Nevertheless, Hoffa inserted into the union’s political statement a pledge that the Teamsters “will not deviate from our longstanding commitment to ‘elect our friends and defeat our enemies.’” What many Teamsters may not know is that this “long-standing commitment” of subordination to the Big Business parties dates back at least to the time of Samuel Gompers, who headed the American Federation of Labor from its founding in 1886 until 1924. Even back then, at the turn of the last century, Gompers’s policy was criticized by respected trade unionists, such as Eugene V. Debs, as a slick way to tie workers to a political alliance that served the interests of the employers and not those of rank-and-file workers, and that also helped the labor bureaucracy maintain its privileged hold on the unions.

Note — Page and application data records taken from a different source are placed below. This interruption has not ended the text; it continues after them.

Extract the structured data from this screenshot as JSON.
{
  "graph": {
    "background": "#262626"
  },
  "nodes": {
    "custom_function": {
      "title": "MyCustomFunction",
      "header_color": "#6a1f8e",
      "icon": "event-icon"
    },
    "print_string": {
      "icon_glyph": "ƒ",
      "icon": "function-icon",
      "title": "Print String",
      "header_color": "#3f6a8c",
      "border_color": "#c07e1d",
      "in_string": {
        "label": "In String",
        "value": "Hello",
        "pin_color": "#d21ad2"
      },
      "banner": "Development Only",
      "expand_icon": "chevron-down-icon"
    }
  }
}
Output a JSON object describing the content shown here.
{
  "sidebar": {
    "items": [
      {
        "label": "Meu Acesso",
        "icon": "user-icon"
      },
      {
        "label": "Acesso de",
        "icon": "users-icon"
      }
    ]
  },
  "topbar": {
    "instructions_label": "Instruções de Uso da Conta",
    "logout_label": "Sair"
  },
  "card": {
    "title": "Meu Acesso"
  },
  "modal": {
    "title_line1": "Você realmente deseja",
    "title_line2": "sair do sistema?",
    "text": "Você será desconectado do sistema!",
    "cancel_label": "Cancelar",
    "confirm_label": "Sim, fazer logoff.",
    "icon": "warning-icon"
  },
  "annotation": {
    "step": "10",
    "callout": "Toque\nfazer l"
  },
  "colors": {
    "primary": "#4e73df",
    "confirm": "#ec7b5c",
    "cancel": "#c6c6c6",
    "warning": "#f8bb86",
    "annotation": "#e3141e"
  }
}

In recent years the Labor Party and other union critics of the moth-eaten and failed Gompers (and Hoffa) injunction to “elect our friends and defeat our enemies” have raised a different rallying cry:

The bosses have two parties, we [unions and workers] should have one of our own.”

That sentiment was not heard from the convention floor, however. And yet, members of the Labor Party (founded by some unions in 1996) were present in both the Hoffa and Leedham delegations. None is more prominent nor more influential in the Labor Party than Gerry Zero, a Hoffa delegate from Chicago's Teamsters Local Union 705 and a member of the Labor Party's Interim National Council. Whatever the reasons for the Labor Party members’ failure to speak out on the urgent need for all U.S. unions to break with the Gompers dictum and assert their own unshackled independent political power, it was more than a serious oversight. It was undeniably a subversion of their party’s most fundamental concept—the premise that justifies the party’s very existence and presumably deserves all Labor Party members’ allegiance.

Some delegates did challenge Hoffa and forced him to defend, in front of the convention, his successful advocacy of new oil drilling in the Alaskan wilderness, his successful advocacy of unlimited salaries, pensions, and benefits for union officers, his successful advocacy of higher payments from the local unions to the Washington headquarters, and much more. But none of those issues is as important to the union’s future, and the entire U.S. labor movement. as extending meaningful international labor solidarity to Mexican truckers today, or putting the union on the path to independent class-based political action. Clearly, some Teamster delegates held their fire on those vital issues, when what was called for was a militant, thunderous salvo.